2 Biggest Mistakes Founders Make
“To err is human, but to learn from our mistakes is divine”. When an entrepreneur sets out into the world in hopes of building a successful startup, they’re hopeful and optimistic. They feel that with their sheer good intentions and mental strategies they can blaze the trail of start-ups. But the reality is quite different.
The truth is, when a founders starts off with the mammoth task of creating a brand, he or she is bound to make some common mistakes. It’s a natural part of the process. The important thing is learning from our mistakes and those made by anyone who has ventured into this path before us, instead of getting discouraged.
Let us take a good look at 10 of the biggest mistakes founders usually make :

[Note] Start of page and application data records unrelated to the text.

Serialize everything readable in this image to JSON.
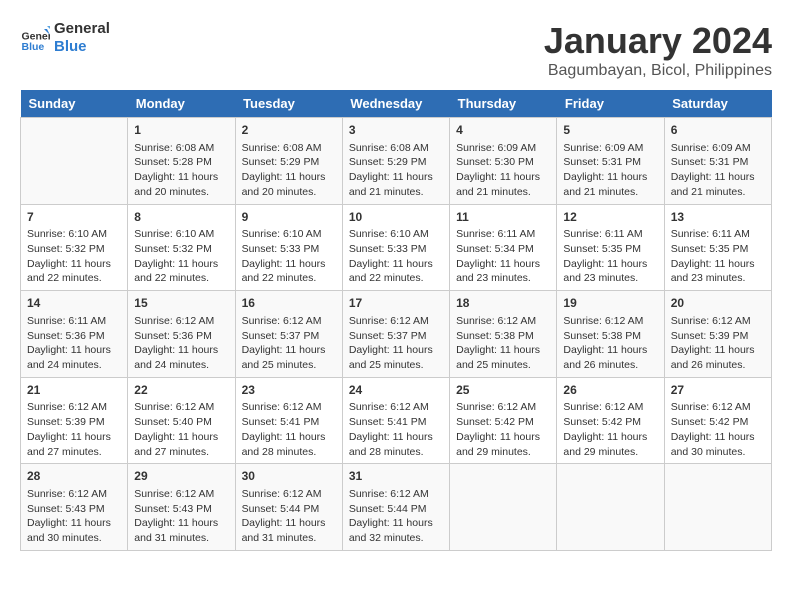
{
  "logo": {
    "text_general": "General",
    "text_blue": "Blue"
  },
  "title": "January 2024",
  "subtitle": "Bagumbayan, Bicol, Philippines",
  "days_header": [
    "Sunday",
    "Monday",
    "Tuesday",
    "Wednesday",
    "Thursday",
    "Friday",
    "Saturday"
  ],
  "weeks": [
    [
      {
        "num": "",
        "text": ""
      },
      {
        "num": "1",
        "text": "Sunrise: 6:08 AM\nSunset: 5:28 PM\nDaylight: 11 hours\nand 20 minutes."
      },
      {
        "num": "2",
        "text": "Sunrise: 6:08 AM\nSunset: 5:29 PM\nDaylight: 11 hours\nand 20 minutes."
      },
      {
        "num": "3",
        "text": "Sunrise: 6:08 AM\nSunset: 5:29 PM\nDaylight: 11 hours\nand 21 minutes."
      },
      {
        "num": "4",
        "text": "Sunrise: 6:09 AM\nSunset: 5:30 PM\nDaylight: 11 hours\nand 21 minutes."
      },
      {
        "num": "5",
        "text": "Sunrise: 6:09 AM\nSunset: 5:31 PM\nDaylight: 11 hours\nand 21 minutes."
      },
      {
        "num": "6",
        "text": "Sunrise: 6:09 AM\nSunset: 5:31 PM\nDaylight: 11 hours\nand 21 minutes."
      }
    ],
    [
      {
        "num": "7",
        "text": "Sunrise: 6:10 AM\nSunset: 5:32 PM\nDaylight: 11 hours\nand 22 minutes."
      },
      {
        "num": "8",
        "text": "Sunrise: 6:10 AM\nSunset: 5:32 PM\nDaylight: 11 hours\nand 22 minutes."
      },
      {
        "num": "9",
        "text": "Sunrise: 6:10 AM\nSunset: 5:33 PM\nDaylight: 11 hours\nand 22 minutes."
      },
      {
        "num": "10",
        "text": "Sunrise: 6:10 AM\nSunset: 5:33 PM\nDaylight: 11 hours\nand 22 minutes."
      },
      {
        "num": "11",
        "text": "Sunrise: 6:11 AM\nSunset: 5:34 PM\nDaylight: 11 hours\nand 23 minutes."
      },
      {
        "num": "12",
        "text": "Sunrise: 6:11 AM\nSunset: 5:35 PM\nDaylight: 11 hours\nand 23 minutes."
      },
      {
        "num": "13",
        "text": "Sunrise: 6:11 AM\nSunset: 5:35 PM\nDaylight: 11 hours\nand 23 minutes."
      }
    ],
    [
      {
        "num": "14",
        "text": "Sunrise: 6:11 AM\nSunset: 5:36 PM\nDaylight: 11 hours\nand 24 minutes."
      },
      {
        "num": "15",
        "text": "Sunrise: 6:12 AM\nSunset: 5:36 PM\nDaylight: 11 hours\nand 24 minutes."
      },
      {
        "num": "16",
        "text": "Sunrise: 6:12 AM\nSunset: 5:37 PM\nDaylight: 11 hours\nand 25 minutes."
      },
      {
        "num": "17",
        "text": "Sunrise: 6:12 AM\nSunset: 5:37 PM\nDaylight: 11 hours\nand 25 minutes."
      },
      {
        "num": "18",
        "text": "Sunrise: 6:12 AM\nSunset: 5:38 PM\nDaylight: 11 hours\nand 25 minutes."
      },
      {
        "num": "19",
        "text": "Sunrise: 6:12 AM\nSunset: 5:38 PM\nDaylight: 11 hours\nand 26 minutes."
      },
      {
        "num": "20",
        "text": "Sunrise: 6:12 AM\nSunset: 5:39 PM\nDaylight: 11 hours\nand 26 minutes."
      }
    ],
    [
      {
        "num": "21",
        "text": "Sunrise: 6:12 AM\nSunset: 5:39 PM\nDaylight: 11 hours\nand 27 minutes."
      },
      {
        "num": "22",
        "text": "Sunrise: 6:12 AM\nSunset: 5:40 PM\nDaylight: 11 hours\nand 27 minutes."
      },
      {
        "num": "23",
        "text": "Sunrise: 6:12 AM\nSunset: 5:41 PM\nDaylight: 11 hours\nand 28 minutes."
      },
      {
        "num": "24",
        "text": "Sunrise: 6:12 AM\nSunset: 5:41 PM\nDaylight: 11 hours\nand 28 minutes."
      },
      {
        "num": "25",
        "text": "Sunrise: 6:12 AM\nSunset: 5:42 PM\nDaylight: 11 hours\nand 29 minutes."
      },
      {
        "num": "26",
        "text": "Sunrise: 6:12 AM\nSunset: 5:42 PM\nDaylight: 11 hours\nand 29 minutes."
      },
      {
        "num": "27",
        "text": "Sunrise: 6:12 AM\nSunset: 5:42 PM\nDaylight: 11 hours\nand 30 minutes."
      }
    ],
    [
      {
        "num": "28",
        "text": "Sunrise: 6:12 AM\nSunset: 5:43 PM\nDaylight: 11 hours\nand 30 minutes."
      },
      {
        "num": "29",
        "text": "Sunrise: 6:12 AM\nSunset: 5:43 PM\nDaylight: 11 hours\nand 31 minutes."
      },
      {
        "num": "30",
        "text": "Sunrise: 6:12 AM\nSunset: 5:44 PM\nDaylight: 11 hours\nand 31 minutes."
      },
      {
        "num": "31",
        "text": "Sunrise: 6:12 AM\nSunset: 5:44 PM\nDaylight: 11 hours\nand 32 minutes."
      },
      {
        "num": "",
        "text": ""
      },
      {
        "num": "",
        "text": ""
      },
      {
        "num": "",
        "text": ""
      }
    ]
  ]
}
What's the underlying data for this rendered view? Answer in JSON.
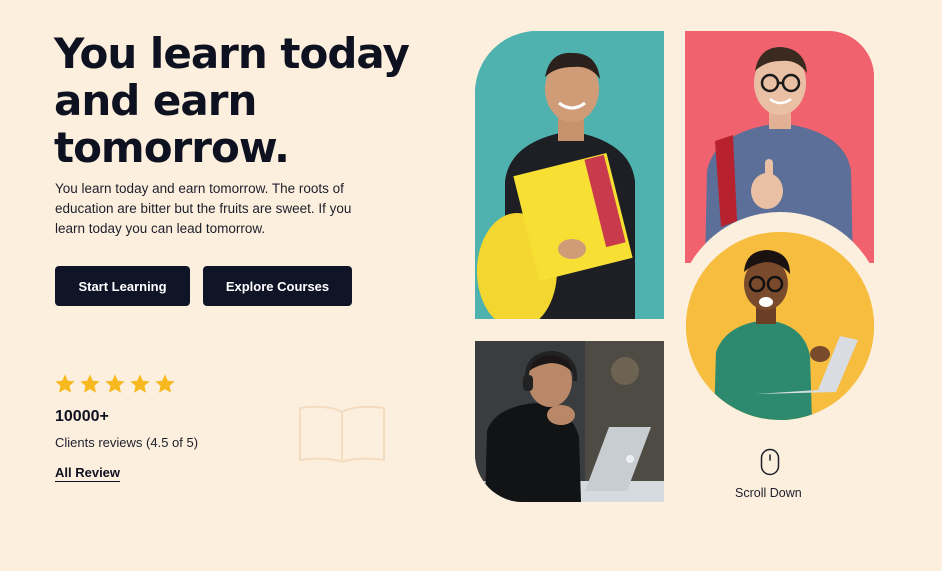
{
  "hero": {
    "title": "You learn today and earn tomorrow.",
    "description": "You learn today and earn tomorrow. The roots of education are bitter but the fruits are sweet. If you learn today you can lead tomorrow."
  },
  "buttons": {
    "start": "Start Learning",
    "explore": "Explore Courses"
  },
  "reviews": {
    "rating_stars": 5,
    "count": "10000+",
    "text": "Clients reviews (4.5 of 5)",
    "link": "All Review"
  },
  "scroll": {
    "label": "Scroll Down"
  },
  "colors": {
    "background": "#fdefde",
    "button": "#0f1426",
    "star": "#f8b920",
    "teal": "#4fb2ae",
    "pink": "#f0636e",
    "yellow": "#f7bd3f"
  }
}
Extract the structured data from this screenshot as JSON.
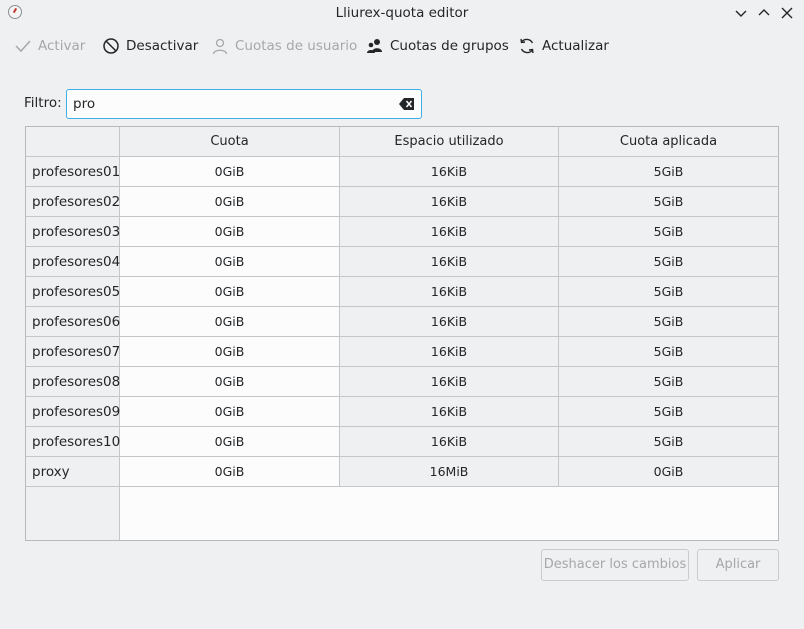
{
  "window": {
    "title": "Lliurex-quota editor"
  },
  "toolbar": {
    "activar": "Activar",
    "desactivar": "Desactivar",
    "cuotas_usuario": "Cuotas de usuario",
    "cuotas_grupos": "Cuotas de grupos",
    "actualizar": "Actualizar"
  },
  "filter": {
    "label": "Filtro:",
    "value": "pro"
  },
  "table": {
    "headers": [
      "Cuota",
      "Espacio utilizado",
      "Cuota aplicada"
    ],
    "rows": [
      {
        "name": "profesores01",
        "cuota": "0GiB",
        "espacio": "16KiB",
        "aplicada": "5GiB"
      },
      {
        "name": "profesores02",
        "cuota": "0GiB",
        "espacio": "16KiB",
        "aplicada": "5GiB"
      },
      {
        "name": "profesores03",
        "cuota": "0GiB",
        "espacio": "16KiB",
        "aplicada": "5GiB"
      },
      {
        "name": "profesores04",
        "cuota": "0GiB",
        "espacio": "16KiB",
        "aplicada": "5GiB"
      },
      {
        "name": "profesores05",
        "cuota": "0GiB",
        "espacio": "16KiB",
        "aplicada": "5GiB"
      },
      {
        "name": "profesores06",
        "cuota": "0GiB",
        "espacio": "16KiB",
        "aplicada": "5GiB"
      },
      {
        "name": "profesores07",
        "cuota": "0GiB",
        "espacio": "16KiB",
        "aplicada": "5GiB"
      },
      {
        "name": "profesores08",
        "cuota": "0GiB",
        "espacio": "16KiB",
        "aplicada": "5GiB"
      },
      {
        "name": "profesores09",
        "cuota": "0GiB",
        "espacio": "16KiB",
        "aplicada": "5GiB"
      },
      {
        "name": "profesores10",
        "cuota": "0GiB",
        "espacio": "16KiB",
        "aplicada": "5GiB"
      },
      {
        "name": "proxy",
        "cuota": "0GiB",
        "espacio": "16MiB",
        "aplicada": "0GiB"
      }
    ]
  },
  "buttons": {
    "undo": "Deshacer los cambios",
    "apply": "Aplicar"
  }
}
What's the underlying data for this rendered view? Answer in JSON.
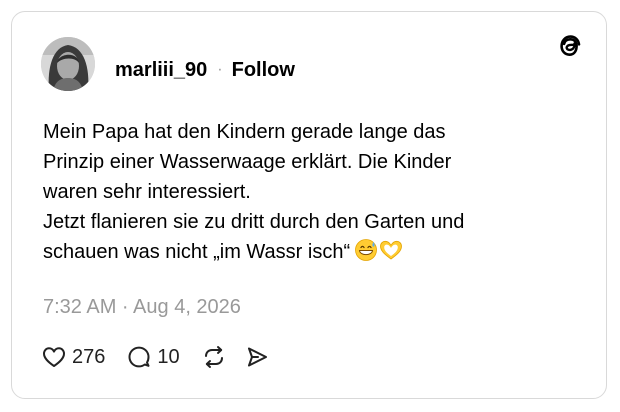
{
  "post": {
    "username": "marliii_90",
    "separator": "·",
    "follow_label": "Follow",
    "text_lines": [
      "Mein Papa hat den Kindern gerade lange das",
      "Prinzip einer Wasserwaage erklärt. Die Kinder",
      "waren sehr interessiert.",
      "Jetzt flanieren sie zu dritt durch den Garten und",
      "schauen was nicht „im Wassr isch“"
    ],
    "emojis": [
      "grinning-sweat-emoji",
      "heart-hands-emoji"
    ],
    "timestamp": "7:32 AM · Aug 4, 2026"
  },
  "actions": {
    "likes": "276",
    "replies": "10"
  },
  "icons": {
    "logo": "threads-logo-icon",
    "like": "heart-icon",
    "reply": "speech-bubble-icon",
    "repost": "repost-icon",
    "share": "send-icon"
  }
}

Often, founders work backwards. They build their “solution” based on the assumption that there’s a problem somewhere. But that is not how it should work. And more often than not, you might end up building solutions that don’t even work. If you wish to base a start-up on providing a solution to a problem, identify and understand the problem first. Only then you start looking for solutions. If your solution doesn’t save time, money or builds revenue, then there’s likely no problem in need of such a solution.
One of the most common areas where start-ups tend to commit mistakes is not studying the market properly. Studying the market and knowing the demographic of your customers is a major part of the process. It helps you understand your customer base better and take important decisions such as estimating the costs, gauging the demand and advertising the product in a way that would appeal to the target customers. Misinterpreting the market demographics may lead to monetary loss or a dip in the sales. Therefore it is very important to study and interpret the market trend accurately.
Most start-up begin their journey by critically analysing their competitors. While staying alert and learning the ropes from those around you is a good thing, obsessing over the competition will only end up discouraging you. If you have good intentions to address a certain problem and help out your prospects who are facing that problem, the only people you should care about are your customers. Understand that your competitors have also started from the scratch and it takes time to reach milestones. Focus on solving the problems of the customers and ignore the unhealthy rat race – everything else will automatically fall into place.
As founders we often take too long to take decisions and end up losing major opportunities. We hesitate to walk away from a bad contract even when our intuitions say otherwise. This may cost us good business opportunities and even customers. One of the secrets of the trade that we have to learn is being fast, we should follow our instincts and seize the opportunities that come.
When we start off with the dream of building a scalable business, we have our own set of values and moral code of conduct. We wish to build the start-up brick by brick our own way. But often, we partner up with individuals whose morals and ethics are different from ours just for the sake of the capital investment or accelerated growth. Therefore, it is strongly advised to first know, understand and form a bond with and partnership before co-founding a start-up to avoid hiccups at work.
Founders, at the early stage of any start-up are understandably anxious. They’re still not completely trusting of their staff and often underestimate their abilities. This results in them either doing the staff’s part of the job too or harrowing them continuously to get the job done. Either way, it results in overworking and exhaustion and forms a bad relationship between the founder and the staff. Learn to delegate work amongst your staff members wisely. If you’re not sure of their abilities initially, give them small targets and help them if required. This way, you will eventually learn to trust them. The staff too will feel like the part of a team and a healthy relationship between you and your staff will form.
Most founders, in the initial period, prefer to multitask – design, development, marketing- they have their hands everywhere. That either happens because they are under-staffed or because they haven’t started delegating work yet. This makes them lose focus. Hone in on the things you’re really great at and motivate and hire team who shares your vision and passion. This helps the company grow.
The reason start-ups exist in the first place, is for the customers. They have the power to make and break your company. Therefore it is very important to go beyond your way and build and actual human rapport with your customer base. Interact with them as often and for as long as possible. This will build their trust on you and they will continue doing business with your company.
If you believe that the solution that your company is providing is genuinely and significantly helping out your customers, there’s no reason for you to offer free or undercharge for it. Entrepreneurs spend huge capital in building product / delivering services but are offen afraid of asking for even the cost. Offering free or undercharging never create a long term scalable commercially viable business. Genuine customers will get deterred away by the suspiciously low prices and cheap customers might try to exploit you further. Know your worth, and understand the value of your work – charge accordingly.
Often we let our personal relationships get into the way of our professionalism. We let our loved ones slide when it comes to legal contracts because they’re friends or family. One of the biggest mistakes a business owner/entrepreneur can make when starting a business is the failure to implement contracts. No matter how good relationships may be, they can brutally end if systems and agreements are not abided by. Hence a founder must always make sure he/she keeps away personal sentiments from his professional life.
Ashish Mittal is Chief Mentor and Founder of TurningIdeas Ventures, a startup Incubator based in Noida. You can follow him at @ashishmitt